Therefore, the Panel finds that Complainants have also satisfied paragraph 4(a)(ii) and, thus, the second element of the Policy.
C. Registered and Used in Bad Faith
The Panel finally holds that the disputed domain name was registered and is being used by Respondent in bad faith.
In the case at hand, it is undisputed between the Parties that Complainants’ DR. MARTENS trademark enjoys considerable recognition throughout the world, including in Europe and Germany where Respondent apparently is domiciled. The redirection of the disputed domain name, which is confusingly similar to Complainants’ DR. MARTENS trademark, to a website at “www.botasdrmartens.com” which at least at some point showed, inter alia, Complainants’ official DR. MARTENS logo and offered a variety of footwear bearing the DR. MARTENS trademark for online sale at discounted prices without a disclaimer, including the original model of “Dr. Martens” footwear, is a clear indication that Respondent intentionally attempted to attract, for commercial gain, Internet users to his own website by creating a likelihood of confusing with Complainants’ DR. MARTENS trademark as to the source, sponsorship, affiliation or endorsement of Respondent’s website. Such circumstances are evidence of registration and making use of the disputed domain name in bad faith within the meaning of paragraph 4(b)(iv) of the Policy.

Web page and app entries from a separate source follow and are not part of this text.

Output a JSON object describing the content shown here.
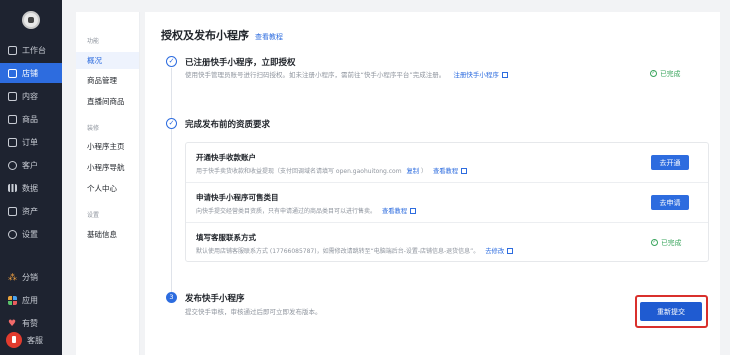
{
  "nav": {
    "items": [
      {
        "label": "工作台",
        "icon": "monitor-icon"
      },
      {
        "label": "店铺",
        "icon": "store-icon"
      },
      {
        "label": "内容",
        "icon": "image-icon"
      },
      {
        "label": "商品",
        "icon": "bag-icon"
      },
      {
        "label": "订单",
        "icon": "document-icon"
      },
      {
        "label": "客户",
        "icon": "user-icon"
      },
      {
        "label": "数据",
        "icon": "bar-chart-icon"
      },
      {
        "label": "资产",
        "icon": "wallet-icon"
      },
      {
        "label": "设置",
        "icon": "gear-icon"
      },
      {
        "label": "分销",
        "icon": "share-icon"
      },
      {
        "label": "应用",
        "icon": "apps-icon"
      },
      {
        "label": "有赞",
        "icon": "youzan-icon"
      }
    ],
    "service_label": "客服",
    "active_index": 1
  },
  "submenu": {
    "groups": [
      {
        "title": "功能",
        "items": [
          "概况",
          "商品管理",
          "直播间商品"
        ]
      },
      {
        "title": "装修",
        "items": [
          "小程序主页",
          "小程序导航",
          "个人中心"
        ]
      },
      {
        "title": "设置",
        "items": [
          "基础信息"
        ]
      }
    ],
    "active_item": "概况"
  },
  "page": {
    "title": "授权及发布小程序",
    "tutorial_link": "查看教程"
  },
  "steps": [
    {
      "title": "已注册快手小程序，立即授权",
      "desc": "使用快手管理员账号进行扫码授权。如未注册小程序，需前往“快手小程序平台”完成注册。",
      "link": "注册快手小程序",
      "status": "已完成"
    },
    {
      "title": "完成发布前的资质要求",
      "tasks": [
        {
          "title": "开通快手收款账户",
          "desc": "用于快手卖货收款和收益提现（支付回调域名请填写 open.gaohuitong.com",
          "copy": "复制",
          "desc_end": "）",
          "link": "查看教程",
          "button": "去开通"
        },
        {
          "title": "申请快手小程序可售类目",
          "desc": "向快手提交经营类目资质，只有申请通过的商品类目可以进行售卖。",
          "link": "查看教程",
          "button": "去申请"
        },
        {
          "title": "填写客服联系方式",
          "desc": "默认使用店铺客服联系方式 (17766085787)，如需修改请跳转至“电脑端后台-设置-店铺信息-退货信息”。",
          "link": "去修改",
          "status": "已完成"
        }
      ]
    },
    {
      "number": "3",
      "title": "发布快手小程序",
      "desc": "提交快手审核，审核通过后即可立即发布版本。",
      "button": "重新提交"
    }
  ]
}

In this context, the Panel has also noted that Respondent not only made use of a WhoIs Privacy Service in order to conceal his true identity, but also provided fault or incomplete contact information in the WhoIs register for the disputed domain name since, according to the email correspondence between the Center and the postal courier DHL, the Written Notice on the Notification of Complaint dated March 6, 2020, could not be delivered. These facts at least throw a light on Respondent’s behavior which supports the Panel’s bad faith finding.
Therefore, the Panel concludes that Complainants have also satisfied the third element under the Policy as set forth by paragraph 4(a)(iii).
For the foregoing reasons, in accordance with paragraphs 4(i) of the Policy and 15 of the Rules, the Panel orders that the disputed domain name <botasdrmartens.com> be transferred to Complainants.
Stephanie G. Hartung
Date: April 20, 2020
1 It is evident from the case file that Domain Administrator, See PrivacyGuardian.org, United States, is a privacy protection service and that Stephan Naumann, Germany, is the underlying registrant of the disputed domain name. Therefore, unless otherwise indicated, the term “Respondent” is used by the Panel in the case at hand to refer to the latter underlying registrant only.